Review Summary: Do you ever get the feeling you’re being watched?
I’m not paranoid, I swear. But do you? Ever feel like you’re being watched, I mean. Not a ‘there’s a man with binoculars in that bush’ sort of feeling. No, I mean more of a ‘this dude keeps staring directly into my soul every time I try to listen to one of his records’ kind of vibe. No? Just me? Okay then.
You see, there’s this presence
I feel every time I try to listen to A Crow Looked at Me
or Now Only
. It’s as if Phil is sat right there on the end of my couch, plucking away on his weary acoustic for my benefit alone. Through each vivid anecdote and astute observation he’s sat there, clearly rather uncomfortable, and he’s looking right through me. I’m being deliberately facetious in a clumsy attempt at humour (apologies), but also to make a point. Because on Lost Wisdom, Pt.2
, in stark contrast, that presence has gone, and I don’t feel anything
Again, I exaggerate – but hear me out. On A Crow…
, Phil spoke with a clarity, intimacy and honesty that I’ve rarely experienced from even my closest friends, let alone from a piece of music. And for an artist who has spent most of his career crafting enigmatic, opaque collages of indie folk, that was huge
. With each unadorned platitude on death and loss, it felt like we were finally getting to know the distant figure we’d been following for years, connecting with him at his most desperate. I mean, we weren’t – not really

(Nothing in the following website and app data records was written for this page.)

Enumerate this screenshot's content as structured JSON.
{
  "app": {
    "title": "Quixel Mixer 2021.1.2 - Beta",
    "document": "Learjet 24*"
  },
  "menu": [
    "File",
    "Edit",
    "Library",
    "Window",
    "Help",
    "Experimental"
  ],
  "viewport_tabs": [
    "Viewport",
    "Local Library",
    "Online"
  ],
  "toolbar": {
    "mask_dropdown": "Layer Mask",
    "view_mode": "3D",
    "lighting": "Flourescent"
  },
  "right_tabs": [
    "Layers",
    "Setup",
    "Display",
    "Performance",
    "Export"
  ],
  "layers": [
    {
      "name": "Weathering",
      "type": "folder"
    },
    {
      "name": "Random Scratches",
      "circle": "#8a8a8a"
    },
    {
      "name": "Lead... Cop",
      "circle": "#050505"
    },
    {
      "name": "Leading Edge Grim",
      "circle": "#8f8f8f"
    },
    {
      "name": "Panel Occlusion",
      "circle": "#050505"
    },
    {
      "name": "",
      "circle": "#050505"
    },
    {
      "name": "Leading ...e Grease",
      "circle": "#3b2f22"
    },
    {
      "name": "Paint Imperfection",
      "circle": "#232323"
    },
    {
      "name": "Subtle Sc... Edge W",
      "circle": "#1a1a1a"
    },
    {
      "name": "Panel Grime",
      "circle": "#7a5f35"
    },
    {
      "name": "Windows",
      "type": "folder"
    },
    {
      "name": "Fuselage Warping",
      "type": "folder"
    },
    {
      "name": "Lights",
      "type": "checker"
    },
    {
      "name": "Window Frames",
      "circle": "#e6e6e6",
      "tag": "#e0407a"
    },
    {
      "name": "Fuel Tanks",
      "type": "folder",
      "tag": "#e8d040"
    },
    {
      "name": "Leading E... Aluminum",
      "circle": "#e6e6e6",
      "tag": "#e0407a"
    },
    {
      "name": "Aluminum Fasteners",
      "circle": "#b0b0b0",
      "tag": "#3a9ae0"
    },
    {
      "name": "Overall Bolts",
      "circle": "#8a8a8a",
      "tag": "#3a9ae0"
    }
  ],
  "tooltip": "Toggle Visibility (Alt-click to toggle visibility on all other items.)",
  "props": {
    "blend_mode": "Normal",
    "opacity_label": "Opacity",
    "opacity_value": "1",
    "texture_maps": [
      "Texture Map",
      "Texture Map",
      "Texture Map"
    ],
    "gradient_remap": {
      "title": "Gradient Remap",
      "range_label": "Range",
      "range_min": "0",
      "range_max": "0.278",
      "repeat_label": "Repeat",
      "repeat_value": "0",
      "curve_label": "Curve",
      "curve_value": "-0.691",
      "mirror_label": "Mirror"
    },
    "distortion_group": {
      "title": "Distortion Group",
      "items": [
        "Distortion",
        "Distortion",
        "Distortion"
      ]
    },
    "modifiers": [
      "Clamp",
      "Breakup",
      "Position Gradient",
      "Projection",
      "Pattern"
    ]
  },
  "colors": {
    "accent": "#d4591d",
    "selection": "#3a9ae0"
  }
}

– but that’s how it felt
. Whilst never a path I expected Phil to follow, Now Only
continued in the same direction, hitting home with the same blunt literalism and bleak soundscapes as its predecessor. Of course then, as the events of 2016 begin to fade into the distance, what was Phil to do but turn around and walk hurriedly back down that same path? On Lost Wisdom, Pt.2
he does just that, with his gaze lifted and attention drawn elsewhere.
Stripping back the introspective self-dissection, Phil retreats into his old, reclusive tendencies. Meaning is shrouded in metaphor, with each autobiographical detail kept so intimate that the subject is often impossible to place. This level of obscurity is nothing new, having been a defining trait of Mount Eerie
for years, but it is strange to be placed at arms length once more. Fragments of clarity remain – inevitably, you might say, given how rooted Pt.2
is in the events of the last few years – but the conceptual and philosophical certainly take centre stage. The fleeting nature of belief is interrogated, as Phil questions (and swiftly reaffirms) his faith in love on ‘Love Without Possession’. Grief and emptiness are addressed too, with a level of abstraction that I wasn’t sure Phil would ever return to, yet handled with the same respect and grace as on the original Lost Wisdom
. Lethargic guitar lines plod along in the background, suitably formless, as Julie’s wistful vocals flutter above the mix, elevating the experience with hues of orange and washed-out blues. A gripping record it is not, given just how little there is to hold on to. Yet, given time, Pt.2
blossoms into something quite serene, as Phil dips his tones once more into the dreamy and cryptic.
When I first heard Pt.2
, realising that I no longer felt the presence
I’d grown accustomed to, I was disappointed. However, upon unpicking this disappointment and reflecting on the reasons for it, I became conflicted. Of course I have no right to demand any artist serve up their innermost thoughts and feelings on a platter, nor am I convinced that I’d actually enjoy another record like A Crow…
. But I do miss that closeness; that feeling of being convinced that you truly know
someone, even if you don’t, even if you couldn’t possibly. Yet that presence is still here, hidden beneath the abstraction and metaphor, provided you’re willing to search for it. Phil expresses himself as he’s always done: sincerely and full of heart, with little regard for how we, as consumers, might approach or interpret his work. Still folky, still intimate and still Phil, Pt.2
is a wonderful space to visit; and to be allowed to peer into his world once more – even if briefly, even if from a distance – is a privilege. For that, I’m grateful.